What short breaks are available?
This depends on the individual interests of the child or young person and what additional support they need.
They can be for part of a day, a whole day, overnight, a weekend or during school holiday times and can take place in the home, in the community or in a residential setting.
They are designed and planned in consultation with parents and carers and children are supported to access services local to the family, help them form friendships, feel part of the community and build skills required for adulthood.
- Pinpoint Devon offers information about local activities and services that your child may like to be involved in
- SignPost Plus is a specialist information service for families with children with disabilities. It provides information on local and national organisations, short breaks providers, enabling services and lots of useful hints, tips and updates. To contact a local information co-ordinator call the helpline on 0845 155 1013 or email email@example.com
The Short Breaks Service is not intended to be used as childcare for parents to enable them to attend work or access work related training.
Who are short breaks for?
They’re for children and young people between 0-18 years old living in Devon who are disabled and/or have complex health needs where this has a significant and enduring impact on their lives.
This includes children and young people with diagnosed learning disabilities, autistic spectrum disorders, chronic or life limiting physical illness and/ or sensory impairments and physical impairments.
Not all children will be eligible for short break services and may instead be referred for an ‘Early Help’ assessment and support.
How to I access the short breaks service?

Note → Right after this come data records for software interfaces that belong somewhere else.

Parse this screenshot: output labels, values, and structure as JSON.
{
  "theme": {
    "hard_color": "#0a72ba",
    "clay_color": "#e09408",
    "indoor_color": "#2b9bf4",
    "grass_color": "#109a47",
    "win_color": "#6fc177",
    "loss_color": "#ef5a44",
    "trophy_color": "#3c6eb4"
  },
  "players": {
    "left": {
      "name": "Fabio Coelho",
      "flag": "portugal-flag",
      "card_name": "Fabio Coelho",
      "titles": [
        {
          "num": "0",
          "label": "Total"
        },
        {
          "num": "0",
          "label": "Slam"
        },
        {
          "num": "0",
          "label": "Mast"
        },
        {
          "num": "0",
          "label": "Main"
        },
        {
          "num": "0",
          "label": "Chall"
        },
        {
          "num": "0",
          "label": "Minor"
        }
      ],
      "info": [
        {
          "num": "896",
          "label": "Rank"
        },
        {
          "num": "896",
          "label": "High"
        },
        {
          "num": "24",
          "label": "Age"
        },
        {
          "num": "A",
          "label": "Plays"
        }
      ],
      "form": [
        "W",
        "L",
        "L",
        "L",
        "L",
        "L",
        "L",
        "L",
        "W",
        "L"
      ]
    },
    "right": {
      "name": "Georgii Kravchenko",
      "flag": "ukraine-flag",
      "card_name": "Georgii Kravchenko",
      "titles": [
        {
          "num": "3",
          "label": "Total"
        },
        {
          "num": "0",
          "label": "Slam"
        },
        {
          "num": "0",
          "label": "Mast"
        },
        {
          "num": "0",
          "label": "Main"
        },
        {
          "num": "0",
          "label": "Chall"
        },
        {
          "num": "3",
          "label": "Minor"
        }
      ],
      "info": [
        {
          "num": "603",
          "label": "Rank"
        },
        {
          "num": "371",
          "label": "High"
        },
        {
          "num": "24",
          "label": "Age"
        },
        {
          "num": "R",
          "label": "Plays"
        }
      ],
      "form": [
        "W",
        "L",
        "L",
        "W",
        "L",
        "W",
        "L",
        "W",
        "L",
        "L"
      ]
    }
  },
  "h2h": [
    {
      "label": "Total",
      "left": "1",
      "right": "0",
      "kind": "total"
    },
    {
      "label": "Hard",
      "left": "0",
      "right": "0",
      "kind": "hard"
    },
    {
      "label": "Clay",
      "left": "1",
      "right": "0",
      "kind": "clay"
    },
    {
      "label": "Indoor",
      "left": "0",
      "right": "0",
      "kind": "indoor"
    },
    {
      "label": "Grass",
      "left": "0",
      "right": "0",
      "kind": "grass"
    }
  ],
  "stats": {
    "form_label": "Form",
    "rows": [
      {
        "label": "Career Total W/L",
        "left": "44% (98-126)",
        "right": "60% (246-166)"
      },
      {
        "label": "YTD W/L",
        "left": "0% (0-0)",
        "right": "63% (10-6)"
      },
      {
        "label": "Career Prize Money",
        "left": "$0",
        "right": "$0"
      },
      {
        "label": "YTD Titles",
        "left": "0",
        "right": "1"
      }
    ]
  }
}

If you would like to access short breaks you will need to have an assessment.
Wherever possible parents should be able to take control of their short breaks through direct payments and personal budgets.
Overnight short breaks
Overnight short breaks offer short-term substitute care for children and young people with significant disabilities or a serious health condition. They are provided by someone other than parents or the usual carers of the child. They form part of a support package based on the particular needs of individual children and their families and could be provided by a foster carer, a residential unit or the provision of care in the family home.